How the housing crisis is driving the London mayoral race
At Pocket we are developing genuinely affordable starter homes on sixteen sites across ten London boroughs. We work from Zones 2-6 and with councils of various political persuasions. As a result it’s no surprise the mayoral candidates are flocking to see how we do it.
In a recent YouGov poll 71% of Londoners said Housing should be the greatest priority for the mayor. Previous London mayoral elections have focused on the underground, transport costs and policing but the 2016 election may be the first time the race is dominated by housing, and rightly so. Sadiq Khan, Labour candidate for Mayor of London, even referred to May’s poll as a “referendum on London’s housing crisis”.
London is struggling to house its growing population and few are truly untouched by the housing crisis. Both young and old, rich and poor, lifelong Londoners and new arrivals are all competing to find an affordable bolt hole to call their own in our growing metropolis. The Capital’s future success is very closely related to finding a solution to the crisis.
81% of Londoners in their 20s have considered quitting the capital and recent figures from the Office for National Statistics (ONS) show we are losing over 20,000 thirtysomethings every year. When the average salary needed by a first time buyer in London is £77,000, just 12.5% of workers aged 22-39 are able to afford the average first-time buyer home. Our young people are moving out of London to enjoy cheaper house prices and a better quality of life in regional and foreign cities. We must act soon to stop this trickle of the workers who make our city tick, before it becomes a flood.
At Pocket we’re building genuinely affordable, compact one bedroom homes for these city makers. Our buyers are the people on modest incomes who are priced out by the property market and who earn too much to qualify for social housing. They are the teachers, nurses, charity workers and creatives our city relies on. For example the average salary of buyers at our latest scheme in Hackney is under £40,000 and about 50% work in the public or charity sector. Pocket residents are all first time buyers who purchase 100% of their homes with at least a 20% discount to the open market. A local connection test ensures that we’re helping local people to get on the property ladder in their local communities and a restrictive covenant ensures they stay affordable in perpetuity.
To date we have built over 200 units but we are on track to deliver 4,000 by 2023. However this intermediate housing currently makes up just 1.7% of London’s housing supply. We need to significantly grow the whole intermediate market if we are to cater for the hundreds of thousands of Londoners priced out of the housing market.
The private sector has seldom built more than 150,000 units a year (most of which don’t fulfil affordability criteria), while housing associations have rarely delivered more than 30,000. House builders and Housing Associations are either incapable or are refusing to provide the volume of genuinely affordable homes we need.

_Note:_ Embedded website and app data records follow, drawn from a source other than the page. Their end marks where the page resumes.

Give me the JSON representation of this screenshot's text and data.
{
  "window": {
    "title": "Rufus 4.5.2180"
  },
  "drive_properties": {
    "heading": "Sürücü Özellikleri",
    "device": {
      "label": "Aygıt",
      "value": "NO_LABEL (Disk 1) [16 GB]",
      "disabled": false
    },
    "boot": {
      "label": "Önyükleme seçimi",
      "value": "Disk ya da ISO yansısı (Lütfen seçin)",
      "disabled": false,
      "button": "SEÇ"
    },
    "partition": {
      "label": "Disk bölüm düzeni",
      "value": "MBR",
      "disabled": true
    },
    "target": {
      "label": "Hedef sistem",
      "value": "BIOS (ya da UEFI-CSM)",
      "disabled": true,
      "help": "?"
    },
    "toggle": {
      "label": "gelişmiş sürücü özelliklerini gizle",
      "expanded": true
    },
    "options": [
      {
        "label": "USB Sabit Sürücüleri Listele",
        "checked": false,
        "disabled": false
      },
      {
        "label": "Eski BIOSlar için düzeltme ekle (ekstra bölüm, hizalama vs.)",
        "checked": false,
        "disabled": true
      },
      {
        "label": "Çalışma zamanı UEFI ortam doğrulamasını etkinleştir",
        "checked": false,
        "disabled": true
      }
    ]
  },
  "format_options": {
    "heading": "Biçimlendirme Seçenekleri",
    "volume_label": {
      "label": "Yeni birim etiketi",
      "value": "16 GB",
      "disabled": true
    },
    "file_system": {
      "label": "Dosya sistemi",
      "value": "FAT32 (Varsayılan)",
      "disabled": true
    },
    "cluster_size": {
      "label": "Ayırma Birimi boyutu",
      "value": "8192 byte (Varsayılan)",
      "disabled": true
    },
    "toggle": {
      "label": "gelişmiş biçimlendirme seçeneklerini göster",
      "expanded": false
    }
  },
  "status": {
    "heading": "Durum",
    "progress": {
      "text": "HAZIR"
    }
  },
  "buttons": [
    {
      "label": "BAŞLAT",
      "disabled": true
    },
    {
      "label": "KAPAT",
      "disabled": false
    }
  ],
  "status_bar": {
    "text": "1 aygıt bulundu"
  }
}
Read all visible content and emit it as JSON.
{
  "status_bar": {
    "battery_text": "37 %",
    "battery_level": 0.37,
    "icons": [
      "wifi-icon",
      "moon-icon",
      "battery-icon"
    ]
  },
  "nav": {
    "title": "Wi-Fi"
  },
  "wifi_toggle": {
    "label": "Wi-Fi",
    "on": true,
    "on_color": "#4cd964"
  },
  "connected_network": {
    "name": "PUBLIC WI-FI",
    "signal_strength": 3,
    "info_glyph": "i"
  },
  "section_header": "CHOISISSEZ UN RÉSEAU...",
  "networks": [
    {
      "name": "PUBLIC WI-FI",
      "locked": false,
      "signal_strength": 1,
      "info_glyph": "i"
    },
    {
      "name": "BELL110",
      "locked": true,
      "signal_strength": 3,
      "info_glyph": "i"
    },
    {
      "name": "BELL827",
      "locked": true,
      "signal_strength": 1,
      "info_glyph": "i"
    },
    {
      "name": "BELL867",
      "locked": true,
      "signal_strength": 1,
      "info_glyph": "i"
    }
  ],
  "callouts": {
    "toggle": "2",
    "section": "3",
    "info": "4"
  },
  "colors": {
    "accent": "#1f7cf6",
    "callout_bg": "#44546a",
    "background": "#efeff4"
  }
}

We need a renaissance of small and medium sized developers (SME) if we are going to get to levels we need.
Too often the public sector is blocking the growth of this sector. Local councils and other public bodies fail to understand SMEs’ need for quick turnarounds. The lack of clarity and the uncertainty in the planning process often mean the costs of development become prohibitive for SMEs. There are many excellent people in the public sector committed to solving the crisis but they need to work more in tandem and with developers to make the difference and to do so quickly.
For example, local authorities often dispose of public land for best value (i.e. the highest price they can get) rather than for best consideration (housing more local residents). There is an abundance of this land in the Capital. We need public authorities to think more strategically and ambitiously about how to use their land to deliver affordable housing. Authorities often only think about and release their large sites, and invariably to big developers. There are so many smaller sites which SME developers could develop and quickly. The Greater London Authority (GLA) estimate these sites alone could fit 100,000 homes.
At Pocket we work closely with politicians of every hue at local and national levels. We know they are acutely aware of the housing crisis facing their constituents. Housing is likely to be the political football during the mayoral election. If voters use their voice in May’s “housing referendum” we can put housing at the very top of the new mayor’s ‘to do list’ and give them the mandate to take the radical action needed to tackle the housing crisis. Pocket will work with whoever is elected on long term solutions to the housing crisis so we can continue to help those on moderate incomes get on the housing ladder.
The WSBF is hosting a round table on ‘Property market affordability in London and South East England – Building sustainability' on 3 February to explore this issue further.